## Exercise goal
Every record needs to be restated word for word.

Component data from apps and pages

################

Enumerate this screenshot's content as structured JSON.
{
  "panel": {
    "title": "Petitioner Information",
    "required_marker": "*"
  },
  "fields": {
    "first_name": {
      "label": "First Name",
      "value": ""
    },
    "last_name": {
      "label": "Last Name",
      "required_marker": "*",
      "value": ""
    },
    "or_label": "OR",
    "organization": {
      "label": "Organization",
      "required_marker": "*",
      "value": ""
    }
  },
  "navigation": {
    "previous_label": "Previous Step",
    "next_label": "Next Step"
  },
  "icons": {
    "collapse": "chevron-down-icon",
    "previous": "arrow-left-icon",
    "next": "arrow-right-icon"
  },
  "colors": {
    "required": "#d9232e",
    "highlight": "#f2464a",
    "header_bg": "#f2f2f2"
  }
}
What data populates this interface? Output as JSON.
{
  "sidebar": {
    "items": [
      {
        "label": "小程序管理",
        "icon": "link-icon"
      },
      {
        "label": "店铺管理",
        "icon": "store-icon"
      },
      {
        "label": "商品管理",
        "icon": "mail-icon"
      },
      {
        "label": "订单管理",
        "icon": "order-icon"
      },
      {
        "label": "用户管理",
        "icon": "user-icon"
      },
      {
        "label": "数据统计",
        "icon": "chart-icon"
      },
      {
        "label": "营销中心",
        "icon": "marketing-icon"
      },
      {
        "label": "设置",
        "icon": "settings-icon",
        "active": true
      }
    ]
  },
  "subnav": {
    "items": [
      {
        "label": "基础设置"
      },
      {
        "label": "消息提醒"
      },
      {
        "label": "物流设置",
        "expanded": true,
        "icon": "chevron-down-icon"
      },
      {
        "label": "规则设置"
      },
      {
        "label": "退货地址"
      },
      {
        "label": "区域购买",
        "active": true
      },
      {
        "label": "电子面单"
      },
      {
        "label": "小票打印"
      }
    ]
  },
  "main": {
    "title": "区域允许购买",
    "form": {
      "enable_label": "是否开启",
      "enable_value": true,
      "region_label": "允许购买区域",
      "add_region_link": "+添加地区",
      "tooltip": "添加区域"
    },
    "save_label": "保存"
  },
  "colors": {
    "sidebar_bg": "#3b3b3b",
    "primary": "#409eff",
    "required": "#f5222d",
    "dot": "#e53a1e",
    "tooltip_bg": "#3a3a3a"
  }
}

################

## Written solution
Enumerate this screenshot's content as structured JSON.
{
  "panel": {
    "title": "Petitioner Information",
    "required_marker": "*"
  },
  "fields": {
    "first_name": {
      "label": "First Name",
      "value": ""
    },
    "last_name": {
      "label": "Last Name",
      "required_marker": "*",
      "value": ""
    },
    "or_label": "OR",
    "organization": {
      "label": "Organization",
      "required_marker": "*",
      "value": ""
    }
  },
  "navigation": {
    "previous_label": "Previous Step",
    "next_label": "Next Step"
  },
  "icons": {
    "collapse": "chevron-down-icon",
    "previous": "arrow-left-icon",
    "next": "arrow-right-icon"
  },
  "colors": {
    "required": "#d9232e",
    "highlight": "#f2464a",
    "header_bg": "#f2f2f2"
  }
}
What data populates this interface? Output as JSON.
{
  "sidebar": {
    "items": [
      {
        "label": "小程序管理",
        "icon": "link-icon"
      },
      {
        "label": "店铺管理",
        "icon": "store-icon"
      },
      {
        "label": "商品管理",
        "icon": "mail-icon"
      },
      {
        "label": "订单管理",
        "icon": "order-icon"
      },
      {
        "label": "用户管理",
        "icon": "user-icon"
      },
      {
        "label": "数据统计",
        "icon": "chart-icon"
      },
      {
        "label": "营销中心",
        "icon": "marketing-icon"
      },
      {
        "label": "设置",
        "icon": "settings-icon",
        "active": true
      }
    ]
  },
  "subnav": {
    "items": [
      {
        "label": "基础设置"
      },
      {
        "label": "消息提醒"
      },
      {
        "label": "物流设置",
        "expanded": true,
        "icon": "chevron-down-icon"
      },
      {
        "label": "规则设置"
      },
      {
        "label": "退货地址"
      },
      {
        "label": "区域购买",
        "active": true
      },
      {
        "label": "电子面单"
      },
      {
        "label": "小票打印"
      }
    ]
  },
  "main": {
    "title": "区域允许购买",
    "form": {
      "enable_label": "是否开启",
      "enable_value": true,
      "region_label": "允许购买区域",
      "add_region_link": "+添加地区",
      "tooltip": "添加区域"
    },
    "save_label": "保存"
  },
  "colors": {
    "sidebar_bg": "#3b3b3b",
    "primary": "#409eff",
    "required": "#f5222d",
    "dot": "#e53a1e",
    "tooltip_bg": "#3a3a3a"
  }
}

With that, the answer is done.